-- How to complete this task --
In the records, find each line where "time" occurs, and copy it.
### Data provided ###
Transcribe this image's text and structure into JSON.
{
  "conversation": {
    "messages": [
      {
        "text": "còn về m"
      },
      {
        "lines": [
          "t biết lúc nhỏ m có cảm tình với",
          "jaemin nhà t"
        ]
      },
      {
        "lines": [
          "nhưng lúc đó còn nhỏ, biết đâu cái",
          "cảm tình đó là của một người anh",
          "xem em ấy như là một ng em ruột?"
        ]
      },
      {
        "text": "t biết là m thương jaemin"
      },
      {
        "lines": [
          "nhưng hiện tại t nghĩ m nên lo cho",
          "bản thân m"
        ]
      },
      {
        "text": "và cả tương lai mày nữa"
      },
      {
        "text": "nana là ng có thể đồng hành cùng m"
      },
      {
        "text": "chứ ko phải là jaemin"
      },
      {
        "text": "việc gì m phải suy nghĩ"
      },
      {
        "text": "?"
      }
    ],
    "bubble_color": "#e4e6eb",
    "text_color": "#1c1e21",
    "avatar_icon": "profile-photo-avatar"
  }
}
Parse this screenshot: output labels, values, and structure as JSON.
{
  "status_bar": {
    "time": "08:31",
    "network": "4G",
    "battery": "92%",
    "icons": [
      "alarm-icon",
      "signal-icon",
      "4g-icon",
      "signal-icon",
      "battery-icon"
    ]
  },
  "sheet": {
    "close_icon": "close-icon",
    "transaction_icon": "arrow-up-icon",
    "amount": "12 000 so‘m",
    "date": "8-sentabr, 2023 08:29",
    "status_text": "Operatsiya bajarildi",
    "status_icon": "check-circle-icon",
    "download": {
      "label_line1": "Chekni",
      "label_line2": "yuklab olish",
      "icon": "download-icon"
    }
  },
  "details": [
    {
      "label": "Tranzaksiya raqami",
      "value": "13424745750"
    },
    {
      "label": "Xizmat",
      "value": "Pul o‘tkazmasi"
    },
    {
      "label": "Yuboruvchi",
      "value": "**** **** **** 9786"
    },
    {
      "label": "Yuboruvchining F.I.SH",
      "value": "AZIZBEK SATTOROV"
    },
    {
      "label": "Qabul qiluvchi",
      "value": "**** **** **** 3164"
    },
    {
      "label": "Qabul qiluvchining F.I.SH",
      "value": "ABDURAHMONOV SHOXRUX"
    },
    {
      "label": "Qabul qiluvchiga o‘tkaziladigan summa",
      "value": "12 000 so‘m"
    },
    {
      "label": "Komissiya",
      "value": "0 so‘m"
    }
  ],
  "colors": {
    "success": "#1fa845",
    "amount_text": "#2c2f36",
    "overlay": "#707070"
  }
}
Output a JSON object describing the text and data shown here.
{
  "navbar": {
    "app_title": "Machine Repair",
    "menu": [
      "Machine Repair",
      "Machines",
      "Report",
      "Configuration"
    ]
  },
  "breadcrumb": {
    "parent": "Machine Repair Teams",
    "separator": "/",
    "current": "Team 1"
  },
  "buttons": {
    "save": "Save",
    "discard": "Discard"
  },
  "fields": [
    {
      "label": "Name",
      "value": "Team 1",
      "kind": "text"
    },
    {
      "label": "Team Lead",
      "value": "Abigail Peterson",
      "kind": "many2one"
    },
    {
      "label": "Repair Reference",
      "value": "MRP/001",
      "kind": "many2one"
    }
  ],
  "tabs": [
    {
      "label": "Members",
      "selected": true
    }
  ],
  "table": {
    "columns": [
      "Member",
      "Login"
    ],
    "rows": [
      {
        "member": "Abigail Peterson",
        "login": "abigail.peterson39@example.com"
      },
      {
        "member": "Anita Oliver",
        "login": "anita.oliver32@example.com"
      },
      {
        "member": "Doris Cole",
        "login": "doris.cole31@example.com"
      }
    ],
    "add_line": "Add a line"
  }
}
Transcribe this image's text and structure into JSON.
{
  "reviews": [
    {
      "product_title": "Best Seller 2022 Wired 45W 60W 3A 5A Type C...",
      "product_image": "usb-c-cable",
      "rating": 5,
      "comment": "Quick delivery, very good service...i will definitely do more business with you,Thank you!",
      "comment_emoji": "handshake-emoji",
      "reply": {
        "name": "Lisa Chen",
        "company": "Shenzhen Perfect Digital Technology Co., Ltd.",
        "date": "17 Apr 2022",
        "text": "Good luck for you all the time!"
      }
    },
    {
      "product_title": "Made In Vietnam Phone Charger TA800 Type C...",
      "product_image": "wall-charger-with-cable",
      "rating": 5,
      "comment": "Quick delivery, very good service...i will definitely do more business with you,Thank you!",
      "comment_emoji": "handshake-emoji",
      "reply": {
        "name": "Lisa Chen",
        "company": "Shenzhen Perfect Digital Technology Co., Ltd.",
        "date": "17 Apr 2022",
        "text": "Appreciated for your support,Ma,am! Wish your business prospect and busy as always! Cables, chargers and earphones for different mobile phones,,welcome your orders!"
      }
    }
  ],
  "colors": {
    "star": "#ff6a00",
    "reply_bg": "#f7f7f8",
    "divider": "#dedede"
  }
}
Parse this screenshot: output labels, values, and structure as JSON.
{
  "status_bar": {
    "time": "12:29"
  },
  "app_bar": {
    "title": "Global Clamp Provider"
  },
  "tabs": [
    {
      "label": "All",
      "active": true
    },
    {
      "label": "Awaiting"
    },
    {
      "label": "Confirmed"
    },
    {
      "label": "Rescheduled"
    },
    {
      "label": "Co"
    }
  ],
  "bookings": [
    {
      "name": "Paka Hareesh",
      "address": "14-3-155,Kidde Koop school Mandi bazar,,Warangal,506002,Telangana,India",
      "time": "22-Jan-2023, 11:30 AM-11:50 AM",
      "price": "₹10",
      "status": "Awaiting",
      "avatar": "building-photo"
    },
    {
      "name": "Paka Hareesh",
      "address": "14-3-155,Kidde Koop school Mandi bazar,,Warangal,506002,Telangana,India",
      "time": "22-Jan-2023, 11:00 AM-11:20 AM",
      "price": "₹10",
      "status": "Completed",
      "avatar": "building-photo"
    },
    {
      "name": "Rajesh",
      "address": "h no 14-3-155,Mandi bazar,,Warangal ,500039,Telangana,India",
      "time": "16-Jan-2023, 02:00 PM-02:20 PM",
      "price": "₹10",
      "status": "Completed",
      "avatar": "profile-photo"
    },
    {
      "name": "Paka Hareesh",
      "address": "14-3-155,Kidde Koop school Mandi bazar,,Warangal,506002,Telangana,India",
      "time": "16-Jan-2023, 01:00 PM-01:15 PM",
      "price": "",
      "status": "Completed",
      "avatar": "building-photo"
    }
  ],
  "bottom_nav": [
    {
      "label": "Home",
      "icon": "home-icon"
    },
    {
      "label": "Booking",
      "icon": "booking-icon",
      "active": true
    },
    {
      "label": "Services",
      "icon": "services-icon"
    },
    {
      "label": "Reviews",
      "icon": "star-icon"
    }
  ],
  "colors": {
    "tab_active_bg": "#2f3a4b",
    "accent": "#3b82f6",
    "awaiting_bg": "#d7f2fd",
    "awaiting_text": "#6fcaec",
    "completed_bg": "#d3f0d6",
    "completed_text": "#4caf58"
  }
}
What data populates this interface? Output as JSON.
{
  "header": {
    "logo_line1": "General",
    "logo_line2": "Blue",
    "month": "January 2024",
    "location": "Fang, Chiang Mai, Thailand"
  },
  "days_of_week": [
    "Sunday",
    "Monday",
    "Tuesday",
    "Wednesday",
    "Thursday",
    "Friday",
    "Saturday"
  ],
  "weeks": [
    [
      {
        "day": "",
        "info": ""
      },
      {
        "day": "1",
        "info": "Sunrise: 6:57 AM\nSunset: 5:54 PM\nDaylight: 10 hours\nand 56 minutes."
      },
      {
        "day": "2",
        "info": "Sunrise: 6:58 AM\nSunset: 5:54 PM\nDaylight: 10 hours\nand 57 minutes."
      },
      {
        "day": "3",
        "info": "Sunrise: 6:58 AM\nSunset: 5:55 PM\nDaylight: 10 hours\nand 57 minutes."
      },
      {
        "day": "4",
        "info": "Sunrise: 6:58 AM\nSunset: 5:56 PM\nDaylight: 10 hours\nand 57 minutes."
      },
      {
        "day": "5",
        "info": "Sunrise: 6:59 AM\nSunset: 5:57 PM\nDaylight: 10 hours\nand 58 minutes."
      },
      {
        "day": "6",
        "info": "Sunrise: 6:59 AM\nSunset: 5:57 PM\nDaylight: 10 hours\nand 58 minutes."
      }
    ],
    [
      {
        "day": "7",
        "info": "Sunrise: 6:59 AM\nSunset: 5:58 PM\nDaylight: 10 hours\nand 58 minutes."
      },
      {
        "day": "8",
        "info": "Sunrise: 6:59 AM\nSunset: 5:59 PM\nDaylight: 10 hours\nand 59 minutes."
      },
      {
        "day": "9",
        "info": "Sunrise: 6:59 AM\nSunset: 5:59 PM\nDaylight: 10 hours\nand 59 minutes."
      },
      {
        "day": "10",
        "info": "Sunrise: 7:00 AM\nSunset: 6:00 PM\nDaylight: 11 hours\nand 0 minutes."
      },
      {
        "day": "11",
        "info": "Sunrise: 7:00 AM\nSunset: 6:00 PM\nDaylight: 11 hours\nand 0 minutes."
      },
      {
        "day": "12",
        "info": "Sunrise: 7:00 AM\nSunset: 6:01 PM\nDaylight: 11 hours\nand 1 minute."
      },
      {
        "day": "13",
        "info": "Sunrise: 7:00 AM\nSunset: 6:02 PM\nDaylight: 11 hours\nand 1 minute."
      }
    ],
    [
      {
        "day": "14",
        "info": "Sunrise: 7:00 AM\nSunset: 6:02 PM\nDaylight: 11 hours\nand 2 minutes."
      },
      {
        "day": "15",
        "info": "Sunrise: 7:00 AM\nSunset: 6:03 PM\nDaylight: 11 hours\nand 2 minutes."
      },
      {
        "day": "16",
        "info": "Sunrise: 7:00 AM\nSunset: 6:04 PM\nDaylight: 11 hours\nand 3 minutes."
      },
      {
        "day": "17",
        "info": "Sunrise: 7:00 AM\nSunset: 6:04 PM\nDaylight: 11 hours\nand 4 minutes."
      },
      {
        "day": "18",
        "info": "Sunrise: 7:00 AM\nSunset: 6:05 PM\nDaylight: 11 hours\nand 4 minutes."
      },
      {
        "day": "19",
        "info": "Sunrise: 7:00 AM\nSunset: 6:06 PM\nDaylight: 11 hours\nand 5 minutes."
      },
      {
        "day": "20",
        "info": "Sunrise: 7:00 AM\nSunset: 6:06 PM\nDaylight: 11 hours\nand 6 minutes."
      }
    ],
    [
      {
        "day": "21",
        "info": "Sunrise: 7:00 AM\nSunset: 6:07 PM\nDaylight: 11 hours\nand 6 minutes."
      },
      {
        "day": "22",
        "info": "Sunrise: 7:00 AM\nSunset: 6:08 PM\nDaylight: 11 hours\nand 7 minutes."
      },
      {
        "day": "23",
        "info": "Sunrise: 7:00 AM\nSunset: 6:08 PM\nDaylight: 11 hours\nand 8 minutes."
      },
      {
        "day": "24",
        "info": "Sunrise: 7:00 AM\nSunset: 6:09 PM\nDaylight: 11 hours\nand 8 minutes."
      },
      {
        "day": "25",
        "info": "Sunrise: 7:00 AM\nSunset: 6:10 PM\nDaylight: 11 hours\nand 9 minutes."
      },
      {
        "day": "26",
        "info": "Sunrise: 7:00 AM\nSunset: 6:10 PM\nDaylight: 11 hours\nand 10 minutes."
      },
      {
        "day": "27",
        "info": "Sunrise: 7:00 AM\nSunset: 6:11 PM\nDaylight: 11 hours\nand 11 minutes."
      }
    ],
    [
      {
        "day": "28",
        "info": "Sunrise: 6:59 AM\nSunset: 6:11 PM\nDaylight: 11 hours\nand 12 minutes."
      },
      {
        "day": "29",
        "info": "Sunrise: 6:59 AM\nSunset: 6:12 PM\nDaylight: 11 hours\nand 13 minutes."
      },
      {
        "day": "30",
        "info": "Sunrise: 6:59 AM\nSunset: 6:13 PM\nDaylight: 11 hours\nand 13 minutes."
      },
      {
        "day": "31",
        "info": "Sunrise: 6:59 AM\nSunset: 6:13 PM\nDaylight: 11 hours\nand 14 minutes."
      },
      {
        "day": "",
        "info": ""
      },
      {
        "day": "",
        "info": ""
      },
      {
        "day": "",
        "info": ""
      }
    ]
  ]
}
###
-- Exercise output --
    "time": "08:31",
        "text": "Good luck for you all the time!"
    "time": "12:29"
      "time": "22-Jan-2023, 11:30 AM-11:50 AM",
      "time": "22-Jan-2023, 11:00 AM-11:20 AM",
      "time": "16-Jan-2023, 02:00 PM-02:20 PM",
      "time": "16-Jan-2023, 01:00 PM-01:15 PM",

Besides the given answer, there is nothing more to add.